A New Germany

Torreblanca expressed the suspicion that the "new Germany" is losing interest in Europe, not least of all because of its booming business relations with Asia, particularly with China. This is relativizing the role of the EU - exports to China are on the verge of surpassing exports to France [8] - and, in Germany, is promoting the image of southern Europe being a "hindrance to growth." Whereas one usually is confronted with Euro-skeptical tendencies among the population, in the case of Germany, there is also, what could be called "a rebellion of the elites," where the EU no longer plays its previous role in their plans. "Can Europe break apart?" asks Torreblanca and answers: "yes, of course it can." The Spanish government advisor leaves no doubt about his holding Berlin, in particular, responsible for whether a break-up occurs or not. Germany, which had pursued European integration as long as it had served as an instrument for attaining global player status,[9] will decide whether this instrument is still useful - or if it can be easily discarded.

[1] José Ignacio Torreblanca: Cinco razones por las que Europa se resquebraja; www.elpais.com 15.05.2011. José Ignacio Torreblanca: Five reasons why Europe is cracking; www.elpais.com 15.05.2011
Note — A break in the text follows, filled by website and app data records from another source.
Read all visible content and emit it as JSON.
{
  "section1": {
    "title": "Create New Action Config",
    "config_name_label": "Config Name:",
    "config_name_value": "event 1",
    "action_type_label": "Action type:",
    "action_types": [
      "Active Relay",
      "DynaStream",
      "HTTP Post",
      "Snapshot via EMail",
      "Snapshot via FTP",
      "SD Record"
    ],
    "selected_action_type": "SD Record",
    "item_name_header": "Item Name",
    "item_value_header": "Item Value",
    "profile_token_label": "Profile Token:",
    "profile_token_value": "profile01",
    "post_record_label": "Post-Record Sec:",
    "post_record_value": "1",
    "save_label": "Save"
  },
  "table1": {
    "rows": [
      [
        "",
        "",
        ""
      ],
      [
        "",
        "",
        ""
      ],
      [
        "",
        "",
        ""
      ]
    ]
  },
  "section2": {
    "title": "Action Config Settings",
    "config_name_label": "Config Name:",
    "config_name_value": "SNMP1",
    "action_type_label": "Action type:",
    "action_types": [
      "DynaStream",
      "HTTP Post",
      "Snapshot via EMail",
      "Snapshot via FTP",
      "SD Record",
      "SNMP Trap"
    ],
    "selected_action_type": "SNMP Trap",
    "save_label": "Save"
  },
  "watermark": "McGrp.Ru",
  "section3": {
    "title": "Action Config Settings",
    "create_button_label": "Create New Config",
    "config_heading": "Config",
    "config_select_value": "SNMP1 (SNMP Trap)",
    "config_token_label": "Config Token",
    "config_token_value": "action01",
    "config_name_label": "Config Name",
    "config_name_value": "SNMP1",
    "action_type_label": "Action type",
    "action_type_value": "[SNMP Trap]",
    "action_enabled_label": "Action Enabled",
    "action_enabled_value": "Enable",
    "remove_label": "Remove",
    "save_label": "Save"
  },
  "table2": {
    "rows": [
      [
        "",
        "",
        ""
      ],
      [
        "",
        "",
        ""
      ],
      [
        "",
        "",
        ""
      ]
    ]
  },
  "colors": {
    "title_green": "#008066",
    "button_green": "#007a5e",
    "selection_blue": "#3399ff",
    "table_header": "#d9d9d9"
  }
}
[2] Zitate hier und im Folgenden: José Ignacio Torreblanca: Five reasons why Europe is cracking; www.elpais.com 15.05.2011
[3] see also Herrschaftsreserve
[4] seee also From the Crisis, Into the Crisis
[5] Merkel fordert einheitliches Rentenalter; www.faz.net 18.05.2011
[6] Alarm im Club Med; www.spiegel.de 18.05.2011. Laut Angaben der EU beträgt das tatsächliche Renteneintrittsalter gegenwärtig in Griechenland 61,5 Jahre, in Deutschland 62,2 Jahre, in Spanien 62,3 Jahre und in Portugal 62,6 Jahre.
[7] see also Steil abwärts
[8] see also Intensifying the Pressure
[9] see also The will to world power and Potential of a World Power